Unless they’re robot pants, we all put our pants on the same way, no matter how famous or rich or popular or anything else we may be; it’s just one leg at a time. However, if they are robot pants, then it’s one strap, one bolt and one battery at a time.
I’m putting on the Lockheed Martin ONYX set of “robot pants,” and it’s definitely a bit more involved than my regular trousers.
“The ONYX system is the most highly customizable of our test devices, so it’s the system that usually takes the longest to get fitted into,” says David Wood, a recently hired mechanical engineer who studied biomechanics while pursuing his doctorate.
And while it’s true that it takes a while, almost 30 minutes in my case, once I’m done and start walking around, they’re probably the coolest trousers I’ve ever worn. After all, none of my other pants provide motorized assistance for movement or make me sound like a cyborg when I move. So, while it’s plenty cool to be wearing them, as I climb up onto the treadmill for my testing session, I can’t help but wonder why, beyond just being cool, would anyone need a set of robot pants like these?
It turns out the DOE’s Office of Environmental Management is interested in exploring whether exoskeleton systems, like the ONYX robot pants I’m wearing, can help protect workers from musculoskeletal injuries resulting from ergonomic issues, acute overexertion or even chronic overuse.
“We’re looking at how these devices affect simulated workers’ biomechanics, or more simply, how they move,” says project lead Jason Wheeler.

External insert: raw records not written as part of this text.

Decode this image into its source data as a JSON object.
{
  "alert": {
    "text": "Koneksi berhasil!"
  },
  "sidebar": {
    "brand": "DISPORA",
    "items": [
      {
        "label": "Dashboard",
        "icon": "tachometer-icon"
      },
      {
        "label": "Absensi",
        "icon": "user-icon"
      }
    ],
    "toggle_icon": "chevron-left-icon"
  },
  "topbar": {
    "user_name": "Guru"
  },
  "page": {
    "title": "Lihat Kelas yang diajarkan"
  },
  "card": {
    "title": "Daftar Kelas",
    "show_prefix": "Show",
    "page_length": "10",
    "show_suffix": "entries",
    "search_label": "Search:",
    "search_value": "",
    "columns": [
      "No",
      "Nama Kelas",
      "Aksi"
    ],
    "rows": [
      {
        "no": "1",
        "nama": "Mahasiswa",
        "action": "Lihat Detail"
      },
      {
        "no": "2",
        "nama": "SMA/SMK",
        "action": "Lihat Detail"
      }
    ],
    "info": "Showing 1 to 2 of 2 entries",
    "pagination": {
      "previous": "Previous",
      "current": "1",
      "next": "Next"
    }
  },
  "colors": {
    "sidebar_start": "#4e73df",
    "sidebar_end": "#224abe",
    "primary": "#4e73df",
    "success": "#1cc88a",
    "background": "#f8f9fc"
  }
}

Thus, Sandia, along with a consortium of other labs and universities, started a wearable robotics study to determine what systems might best help protect workers when going about their regular activities.
Sandia is working with several sites, such as the Waste Isolation Pilot Plant, Savannah River Site and the Hanford Site to identify areas where workers may benefit from wearable devices that might increase efficiency and reduce fatigue in typical, yet ergonomically challenging, tasks.
“For each task, we get a baseline and a comparison of each device we’re testing to determine how helpful it was or was not in performing that task,” Jason says. “We can show how helpful or restrictive each device was for each task, which can inform whether or not we should consider that device for further deployment.”
If you’re wondering whether we’ll all be wearing robot pants to work one day, Jason clarifies exactly how these devices are likely to be employed in the future. “In areas where work-related injuries are a significant factor but robots cannot replace workers, these devices will eventually become more common because they’re protecting workers. How broadly they’ll be applied is hard to pin down, but in perhaps 20 or 30 years, more than half of workers doing physically challenging work may be wearing a device of some sort.”
Therefore, I’m suiting up in these fancy robot pants so Sandia’s wearable robotics team can investigate what systems might best enhance the safety and efficiency of DOE workers. Through a series of experiments, the team is testing various commercial systems in relevant environments to see if they’ll meet the needs of the different sites where they could be potentially used. The main goals of this series of experiments are to determine what sort of short-term impact these systems may have on worker safety and productivity and to expand Sandia’s ongoing exploration into robotic and automation systems for a wide variety of applications.
Naturally, these studies aren’t quite as simple as just putting on my fancy robot trousers and jumping on the treadmill. According to robotics engineer Michal Rittikaidachar, “One of the biggest challenges is the dichotomy of being academically rigorous and balancing that with the needs of the site user. As a national lab and as engineers, we gravitate toward academic rigor, but we need to keep the end user in mind.” A lot of that balance comes from not just mimicking tasks but understanding that in the real world with real workers, those tasks are more varied and unpredictable than in the controlled environment of a laboratory.
Beyond how these devices may improve worker efficiency and safety, another benefit of this study is how it’s affecting Sandia’s partnerships, especially with universities.
“We’re in a unique position to test multiple devices at once; a university wouldn’t necessarily be able to do that,” says robotics postdoc Tamzidul Mina. “We can provide them with feedback even as they work on new technologies, and that exchange helps create a good collaboration that will reap even greater benefits in the long run.”
So, while robotic trousers might be the wrong choice when it comes to fashion in general, Sandia’s wearable robotics team is exploring which might be the right robotic trousers when it comes to helping the DOE workforce of the future to work safer and more efficiently.